Minnesotas Position on Multiethnic Adoptions,
Nancy K.D. Lemon, Statutes Creating Rebuttable Presumptions
Against Custody to Batterers: How Effective Are They?,
The Honorable Gary L. Crippen, Sheila M. Stuhlman, Minnesotas
Alternatives to Primary Caretaker Placements: Too Much of
a Good Thing?, p 677
Judith T. Younger, Antenuptial Agreements, p.
Robert E. Oliphant, Minnesotas Custody Relocation
Doctrine: Is There a Need For Change?, p. 723
Andrea Charlow, Race, Poverty, and Neglect, p.
Jo Michelle Beld, Improving Child Support Guidelines
In Minnesota: The Shared Responsibility Model
for the Determination of Child Support, p. 791
Larry R. Spain, The Elimination of Marital Fault in

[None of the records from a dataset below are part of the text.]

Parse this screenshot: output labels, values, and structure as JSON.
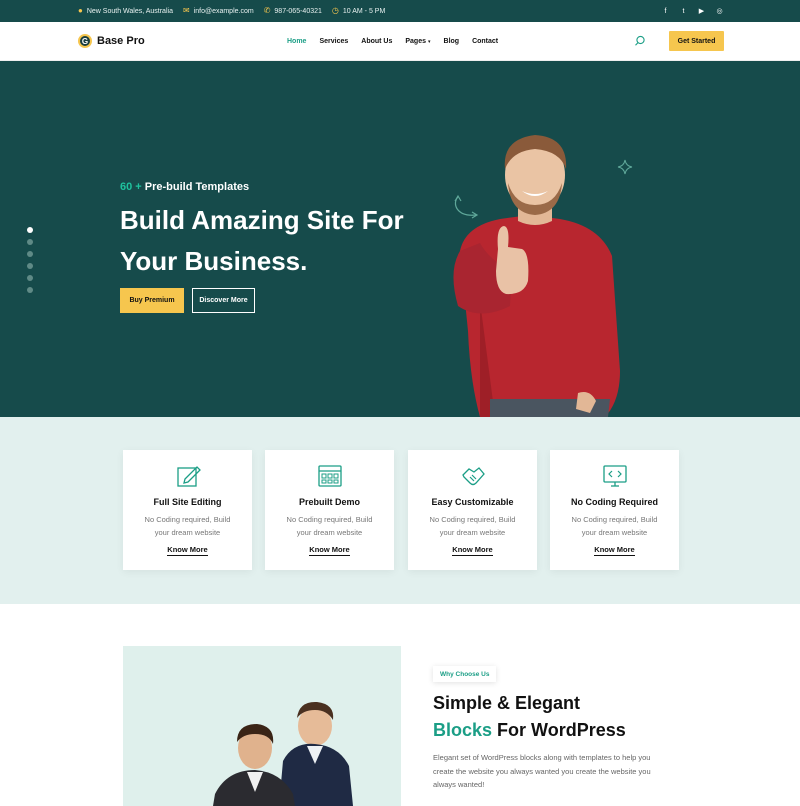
{
  "topbar": {
    "location": "New South Wales, Australia",
    "email": "info@example.com",
    "phone": "987-065-40321",
    "hours": "10 AM - 5 PM",
    "social": [
      "facebook-icon",
      "twitter-icon",
      "youtube-icon",
      "instagram-icon"
    ]
  },
  "nav": {
    "logo_letter": "G",
    "logo_text": "Base Pro",
    "items": [
      {
        "label": "Home",
        "active": true
      },
      {
        "label": "Services"
      },
      {
        "label": "About Us"
      },
      {
        "label": "Pages",
        "dropdown": true
      },
      {
        "label": "Blog"
      },
      {
        "label": "Contact"
      }
    ],
    "cta": "Get Started"
  },
  "hero": {
    "count": "60 +",
    "subtitle": "Pre-build Templates",
    "title_line1": "Build Amazing Site For",
    "title_line2": "Your Business.",
    "btn_primary": "Buy Premium",
    "btn_secondary": "Discover More",
    "slides": 6,
    "active_slide": 1
  },
  "features": [
    {
      "title": "Full Site Editing",
      "desc1": "No Coding required, Build",
      "desc2": "your dream website",
      "link": "Know More",
      "icon": "edit-icon"
    },
    {
      "title": "Prebuilt Demo",
      "desc1": "No Coding required, Build",
      "desc2": "your dream website",
      "link": "Know More",
      "icon": "grid-demo-icon"
    },
    {
      "title": "Easy Customizable",
      "desc1": "No Coding required, Build",
      "desc2": "your dream website",
      "link": "Know More",
      "icon": "handshake-icon"
    },
    {
      "title": "No Coding Required",
      "desc1": "No Coding required, Build",
      "desc2": "your dream website",
      "link": "Know More",
      "icon": "code-monitor-icon"
    }
  ],
  "why": {
    "badge": "Why Choose Us",
    "title_line1": "Simple & Elegant",
    "title_green": "Blocks",
    "title_rest": " For WordPress",
    "text": "Elegant set of WordPress blocks along with templates to help you create the website you always wanted you create the website you always wanted!"
  },
  "colors": {
    "primary": "#164b4b",
    "accent": "#f6c64e",
    "green": "#1b9e86",
    "light": "#e2f0ee"
  }
}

Awarding Spousal Support: The Minnesota Experience,
Len Biernat, Forces Changing Family Law in Minnesota,
Solveig Erickson, Nancy Ver Steegh, Mandatory Divorce
Education Classes: What do the Parents Say?, p. 889
Terrie Lewis, Fifty Ways to Exploit Your Grandmother:
The Status of Financial Abuse of the Elderly, p. 911
Jennifer Marston, Yesterday, Today, and Tomorrows
Approaches to Resolving Child Custody Jurisdiction in Oregon,
80 Oregon Law Review 301 (Spring 2001)
Leonard D. Pertnoy, Post-Judgment Relief in Domestic
Relations Cases: Does the Process Ever End?, 25 American
Journal of Trial Advocacy 69 (Summer 2001)
René L. Rimelspach, Mediating Family Disputes
in a World with Domestic Violence: How To
Devise a Safe and Effective Court-Connected Mediation
Program, 17 Ohio State Journal on Dispute Resolution
Comment, Edward S. Rue, Gender Equity and Procrustean
Presumptions: A Comment on the Recent Changes in Wisconsins
Law Regarding Child Custody and Placement, 2001 Wisconsin
Law Review 1177 (2001)
Scott C. Seufert, Going Dutch?: A Comparison of the Vermont
Civil Union Law to The Same-Sex Marriage Law of the Netherlands,
19 Dickinson Journal of International Law
447 (Spring 2001)
Barbara Stark, Marriage Proposals: From One-Size-Fits-All
to Postmodern Marriage Law, 89 California Law
Review 1479 (October 2001)
Kyle C. Velte, Towards Constitutional Recognition of
the Lesbian-Parented Family, 26 New York University
Review of Law & Social Change 245 (2001)